▶ _TASK DETAILS_:
What must be handed in is the entire listing, exactly as written, with no pictures.

[[ MATERIAL FOR THE TASK, beginning ]]

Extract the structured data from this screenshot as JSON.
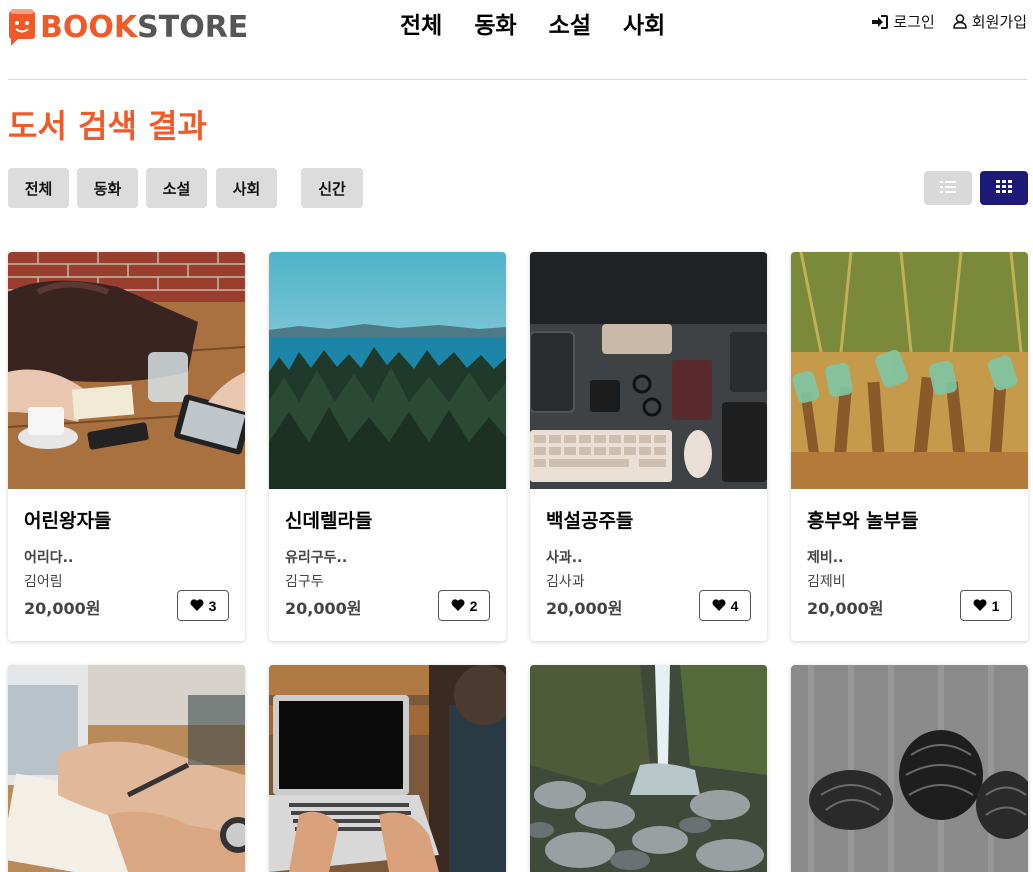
{
  "brand": {
    "part1": "BOOK",
    "part2": "STORE",
    "accent": "#f05a28"
  },
  "nav": {
    "items": [
      "전체",
      "동화",
      "소설",
      "사회"
    ]
  },
  "user_menu": {
    "login": "로그인",
    "signup": "회원가입"
  },
  "page_title": "도서 검색 결과",
  "filters": [
    "전체",
    "동화",
    "소설",
    "사회",
    "신간"
  ],
  "view_modes": {
    "active": "grid",
    "active_color": "#1e1a78"
  },
  "books": [
    {
      "title": "어린왕자들",
      "summary": "어리다..",
      "author": "김어림",
      "price": "20,000원",
      "likes": "3"
    },
    {
      "title": "신데렐라들",
      "summary": "유리구두..",
      "author": "김구두",
      "price": "20,000원",
      "likes": "2"
    },
    {
      "title": "백설공주들",
      "summary": "사과..",
      "author": "김사과",
      "price": "20,000원",
      "likes": "4"
    },
    {
      "title": "흥부와 놀부들",
      "summary": "제비..",
      "author": "김제비",
      "price": "20,000원",
      "likes": "1"
    }
  ]
}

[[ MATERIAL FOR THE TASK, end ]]

▶ _PROBLEM SOLUTION_:
Extract the structured data from this screenshot as JSON.
{
  "brand": {
    "part1": "BOOK",
    "part2": "STORE",
    "accent": "#f05a28"
  },
  "nav": {
    "items": [
      "전체",
      "동화",
      "소설",
      "사회"
    ]
  },
  "user_menu": {
    "login": "로그인",
    "signup": "회원가입"
  },
  "page_title": "도서 검색 결과",
  "filters": [
    "전체",
    "동화",
    "소설",
    "사회",
    "신간"
  ],
  "view_modes": {
    "active": "grid",
    "active_color": "#1e1a78"
  },
  "books": [
    {
      "title": "어린왕자들",
      "summary": "어리다..",
      "author": "김어림",
      "price": "20,000원",
      "likes": "3"
    },
    {
      "title": "신데렐라들",
      "summary": "유리구두..",
      "author": "김구두",
      "price": "20,000원",
      "likes": "2"
    },
    {
      "title": "백설공주들",
      "summary": "사과..",
      "author": "김사과",
      "price": "20,000원",
      "likes": "4"
    },
    {
      "title": "흥부와 놀부들",
      "summary": "제비..",
      "author": "김제비",
      "price": "20,000원",
      "likes": "1"
    }
  ]
}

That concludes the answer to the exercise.